#### Data ####

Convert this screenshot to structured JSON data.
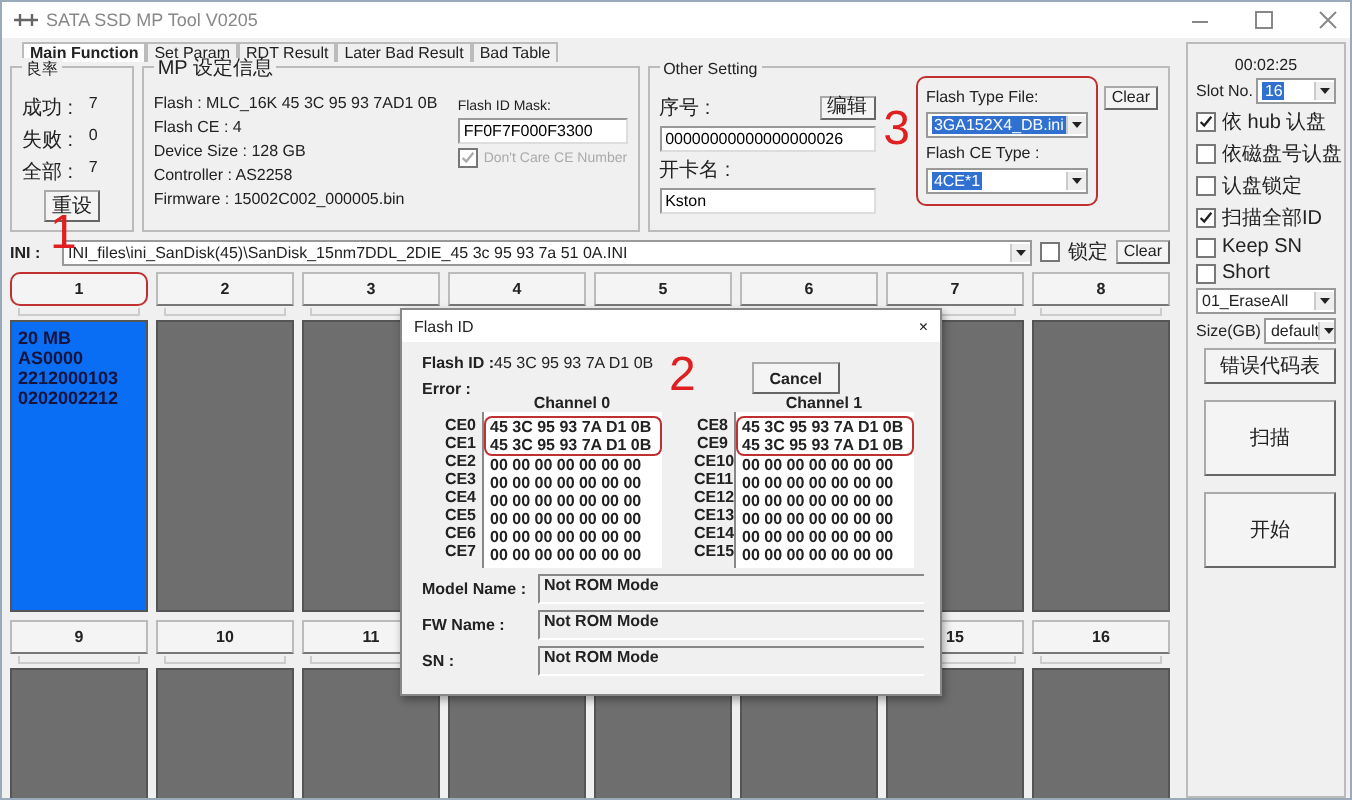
{
  "window": {
    "title": "SATA SSD MP Tool V0205"
  },
  "tabs": [
    {
      "label": "Main Function",
      "selected": true
    },
    {
      "label": "Set Param",
      "selected": false
    },
    {
      "label": "RDT Result",
      "selected": false
    },
    {
      "label": "Later Bad Result",
      "selected": false
    },
    {
      "label": "Bad Table",
      "selected": false
    }
  ],
  "yield": {
    "title": "良率",
    "rows": [
      {
        "label": "成功 :",
        "value": "7"
      },
      {
        "label": "失败 :",
        "value": "0"
      },
      {
        "label": "全部 :",
        "value": "7"
      }
    ],
    "reset_button": "重设"
  },
  "mp_info": {
    "title": "MP 设定信息",
    "lines": [
      "Flash : MLC_16K 45 3C 95 93 7AD1 0B",
      "Flash CE : 4",
      "Device Size : 128 GB",
      "Controller : AS2258",
      "Firmware : 15002C002_000005.bin"
    ],
    "mask_label": "Flash ID Mask:",
    "mask_value": "FF0F7F000F3300",
    "dont_care": {
      "label": "Don't Care CE Number",
      "checked": true,
      "disabled": true
    }
  },
  "other_setting": {
    "title": "Other Setting",
    "serial_label": "序号 :",
    "edit_button": "编辑",
    "serial_value": "00000000000000000026",
    "card_label": "开卡名 :",
    "card_value": "Kston",
    "flash_type_label": "Flash Type File:",
    "flash_type_value": "3GA152X4_DB.ini",
    "clear_button": "Clear",
    "ce_type_label": "Flash CE Type :",
    "ce_type_value": "4CE*1",
    "highlighted": true
  },
  "ini": {
    "label": "INI :",
    "value": "INI_files\\ini_SanDisk(45)\\SanDisk_15nm7DDL_2DIE_45 3c 95 93 7a 51 0A.INI",
    "lock": {
      "label": "锁定",
      "checked": false
    },
    "clear_button": "Clear"
  },
  "slots": [
    {
      "label": "1",
      "selected": true,
      "highlighted": true,
      "lines": [
        "20 MB",
        "AS0000",
        "2212000103",
        "0202002212"
      ]
    },
    {
      "label": "2",
      "selected": false,
      "highlighted": false
    },
    {
      "label": "3",
      "selected": false,
      "highlighted": false
    },
    {
      "label": "4",
      "highlighted": false
    },
    {
      "label": "5",
      "highlighted": false
    },
    {
      "label": "6",
      "highlighted": false
    },
    {
      "label": "7",
      "selected": false,
      "highlighted": false
    },
    {
      "label": "8",
      "selected": false,
      "highlighted": false
    },
    {
      "label": "9",
      "selected": false,
      "highlighted": false
    },
    {
      "label": "10",
      "selected": false,
      "highlighted": false
    },
    {
      "label": "11",
      "selected": false,
      "highlighted": false
    },
    {
      "selected": false
    },
    {
      "selected": false
    },
    {
      "selected": false
    },
    {
      "label": "15",
      "selected": false,
      "highlighted": false
    },
    {
      "label": "16",
      "selected": false,
      "highlighted": false
    }
  ],
  "side": {
    "time": "00:02:25",
    "slot_label": "Slot No.",
    "slot_value": "16",
    "options": [
      {
        "label": "依 hub 认盘",
        "checked": true
      },
      {
        "label": "依磁盘号认盘",
        "checked": false
      },
      {
        "label": "认盘锁定",
        "checked": false
      },
      {
        "label": "扫描全部ID",
        "checked": true
      },
      {
        "label": "Keep SN",
        "checked": false
      },
      {
        "label": "Short",
        "checked": false
      }
    ],
    "mode_value": "01_EraseAll",
    "size_label": "Size(GB)",
    "size_value": "default",
    "error_button": "错误代码表",
    "scan_button": "扫描",
    "start_button": "开始"
  },
  "dialog": {
    "title": "Flash ID",
    "close": "×",
    "flash_id_label": "Flash ID :",
    "flash_id_value": "45 3C 95 93 7A D1 0B",
    "error_label": "Error :",
    "cancel_button": "Cancel",
    "channels": [
      {
        "title": "Channel 0",
        "rows": [
          {
            "ce": "CE0",
            "value": "45 3C 95 93 7A D1 0B",
            "highlighted": true
          },
          {
            "ce": "CE1",
            "value": "45 3C 95 93 7A D1 0B",
            "highlighted": true
          },
          {
            "ce": "CE2",
            "value": "00 00 00 00 00 00 00",
            "highlighted": false
          },
          {
            "ce": "CE3",
            "value": "00 00 00 00 00 00 00",
            "highlighted": false
          },
          {
            "ce": "CE4",
            "value": "00 00 00 00 00 00 00",
            "highlighted": false
          },
          {
            "ce": "CE5",
            "value": "00 00 00 00 00 00 00",
            "highlighted": false
          },
          {
            "ce": "CE6",
            "value": "00 00 00 00 00 00 00",
            "highlighted": false
          },
          {
            "ce": "CE7",
            "value": "00 00 00 00 00 00 00",
            "highlighted": false
          }
        ]
      },
      {
        "title": "Channel 1",
        "rows": [
          {
            "ce": "CE8",
            "value": "45 3C 95 93 7A D1 0B",
            "highlighted": true
          },
          {
            "ce": "CE9",
            "value": "45 3C 95 93 7A D1 0B",
            "highlighted": true
          },
          {
            "ce": "CE10",
            "value": "00 00 00 00 00 00 00",
            "highlighted": false
          },
          {
            "ce": "CE11",
            "value": "00 00 00 00 00 00 00",
            "highlighted": false
          },
          {
            "ce": "CE12",
            "value": "00 00 00 00 00 00 00",
            "highlighted": false
          },
          {
            "ce": "CE13",
            "value": "00 00 00 00 00 00 00",
            "highlighted": false
          },
          {
            "ce": "CE14",
            "value": "00 00 00 00 00 00 00",
            "highlighted": false
          },
          {
            "ce": "CE15",
            "value": "00 00 00 00 00 00 00",
            "highlighted": false
          }
        ]
      }
    ],
    "fields": [
      {
        "label": "Model Name :",
        "value": "Not ROM Mode"
      },
      {
        "label": "FW Name :",
        "value": "Not ROM Mode"
      },
      {
        "label": "SN :",
        "value": "Not ROM Mode"
      }
    ]
  },
  "annotations": [
    {
      "label": "1"
    },
    {
      "label": "2"
    },
    {
      "label": "3"
    }
  ]
}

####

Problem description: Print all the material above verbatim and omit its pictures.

Written solution:
Convert this screenshot to structured JSON data.
{
  "window": {
    "title": "SATA SSD MP Tool V0205"
  },
  "tabs": [
    {
      "label": "Main Function",
      "selected": true
    },
    {
      "label": "Set Param",
      "selected": false
    },
    {
      "label": "RDT Result",
      "selected": false
    },
    {
      "label": "Later Bad Result",
      "selected": false
    },
    {
      "label": "Bad Table",
      "selected": false
    }
  ],
  "yield": {
    "title": "良率",
    "rows": [
      {
        "label": "成功 :",
        "value": "7"
      },
      {
        "label": "失败 :",
        "value": "0"
      },
      {
        "label": "全部 :",
        "value": "7"
      }
    ],
    "reset_button": "重设"
  },
  "mp_info": {
    "title": "MP 设定信息",
    "lines": [
      "Flash : MLC_16K 45 3C 95 93 7AD1 0B",
      "Flash CE : 4",
      "Device Size : 128 GB",
      "Controller : AS2258",
      "Firmware : 15002C002_000005.bin"
    ],
    "mask_label": "Flash ID Mask:",
    "mask_value": "FF0F7F000F3300",
    "dont_care": {
      "label": "Don't Care CE Number",
      "checked": true,
      "disabled": true
    }
  },
  "other_setting": {
    "title": "Other Setting",
    "serial_label": "序号 :",
    "edit_button": "编辑",
    "serial_value": "00000000000000000026",
    "card_label": "开卡名 :",
    "card_value": "Kston",
    "flash_type_label": "Flash Type File:",
    "flash_type_value": "3GA152X4_DB.ini",
    "clear_button": "Clear",
    "ce_type_label": "Flash CE Type :",
    "ce_type_value": "4CE*1",
    "highlighted": true
  },
  "ini": {
    "label": "INI :",
    "value": "INI_files\\ini_SanDisk(45)\\SanDisk_15nm7DDL_2DIE_45 3c 95 93 7a 51 0A.INI",
    "lock": {
      "label": "锁定",
      "checked": false
    },
    "clear_button": "Clear"
  },
  "slots": [
    {
      "label": "1",
      "selected": true,
      "highlighted": true,
      "lines": [
        "20 MB",
        "AS0000",
        "2212000103",
        "0202002212"
      ]
    },
    {
      "label": "2",
      "selected": false,
      "highlighted": false
    },
    {
      "label": "3",
      "selected": false,
      "highlighted": false
    },
    {
      "label": "4",
      "highlighted": false
    },
    {
      "label": "5",
      "highlighted": false
    },
    {
      "label": "6",
      "highlighted": false
    },
    {
      "label": "7",
      "selected": false,
      "highlighted": false
    },
    {
      "label": "8",
      "selected": false,
      "highlighted": false
    },
    {
      "label": "9",
      "selected": false,
      "highlighted": false
    },
    {
      "label": "10",
      "selected": false,
      "highlighted": false
    },
    {
      "label": "11",
      "selected": false,
      "highlighted": false
    },
    {
      "selected": false
    },
    {
      "selected": false
    },
    {
      "selected": false
    },
    {
      "label": "15",
      "selected": false,
      "highlighted": false
    },
    {
      "label": "16",
      "selected": false,
      "highlighted": false
    }
  ],
  "side": {
    "time": "00:02:25",
    "slot_label": "Slot No.",
    "slot_value": "16",
    "options": [
      {
        "label": "依 hub 认盘",
        "checked": true
      },
      {
        "label": "依磁盘号认盘",
        "checked": false
      },
      {
        "label": "认盘锁定",
        "checked": false
      },
      {
        "label": "扫描全部ID",
        "checked": true
      },
      {
        "label": "Keep SN",
        "checked": false
      },
      {
        "label": "Short",
        "checked": false
      }
    ],
    "mode_value": "01_EraseAll",
    "size_label": "Size(GB)",
    "size_value": "default",
    "error_button": "错误代码表",
    "scan_button": "扫描",
    "start_button": "开始"
  },
  "dialog": {
    "title": "Flash ID",
    "close": "×",
    "flash_id_label": "Flash ID :",
    "flash_id_value": "45 3C 95 93 7A D1 0B",
    "error_label": "Error :",
    "cancel_button": "Cancel",
    "channels": [
      {
        "title": "Channel 0",
        "rows": [
          {
            "ce": "CE0",
            "value": "45 3C 95 93 7A D1 0B",
            "highlighted": true
          },
          {
            "ce": "CE1",
            "value": "45 3C 95 93 7A D1 0B",
            "highlighted": true
          },
          {
            "ce": "CE2",
            "value": "00 00 00 00 00 00 00",
            "highlighted": false
          },
          {
            "ce": "CE3",
            "value": "00 00 00 00 00 00 00",
            "highlighted": false
          },
          {
            "ce": "CE4",
            "value": "00 00 00 00 00 00 00",
            "highlighted": false
          },
          {
            "ce": "CE5",
            "value": "00 00 00 00 00 00 00",
            "highlighted": false
          },
          {
            "ce": "CE6",
            "value": "00 00 00 00 00 00 00",
            "highlighted": false
          },
          {
            "ce": "CE7",
            "value": "00 00 00 00 00 00 00",
            "highlighted": false
          }
        ]
      },
      {
        "title": "Channel 1",
        "rows": [
          {
            "ce": "CE8",
            "value": "45 3C 95 93 7A D1 0B",
            "highlighted": true
          },
          {
            "ce": "CE9",
            "value": "45 3C 95 93 7A D1 0B",
            "highlighted": true
          },
          {
            "ce": "CE10",
            "value": "00 00 00 00 00 00 00",
            "highlighted": false
          },
          {
            "ce": "CE11",
            "value": "00 00 00 00 00 00 00",
            "highlighted": false
          },
          {
            "ce": "CE12",
            "value": "00 00 00 00 00 00 00",
            "highlighted": false
          },
          {
            "ce": "CE13",
            "value": "00 00 00 00 00 00 00",
            "highlighted": false
          },
          {
            "ce": "CE14",
            "value": "00 00 00 00 00 00 00",
            "highlighted": false
          },
          {
            "ce": "CE15",
            "value": "00 00 00 00 00 00 00",
            "highlighted": false
          }
        ]
      }
    ],
    "fields": [
      {
        "label": "Model Name :",
        "value": "Not ROM Mode"
      },
      {
        "label": "FW Name :",
        "value": "Not ROM Mode"
      },
      {
        "label": "SN :",
        "value": "Not ROM Mode"
      }
    ]
  },
  "annotations": [
    {
      "label": "1"
    },
    {
      "label": "2"
    },
    {
      "label": "3"
    }
  ]
}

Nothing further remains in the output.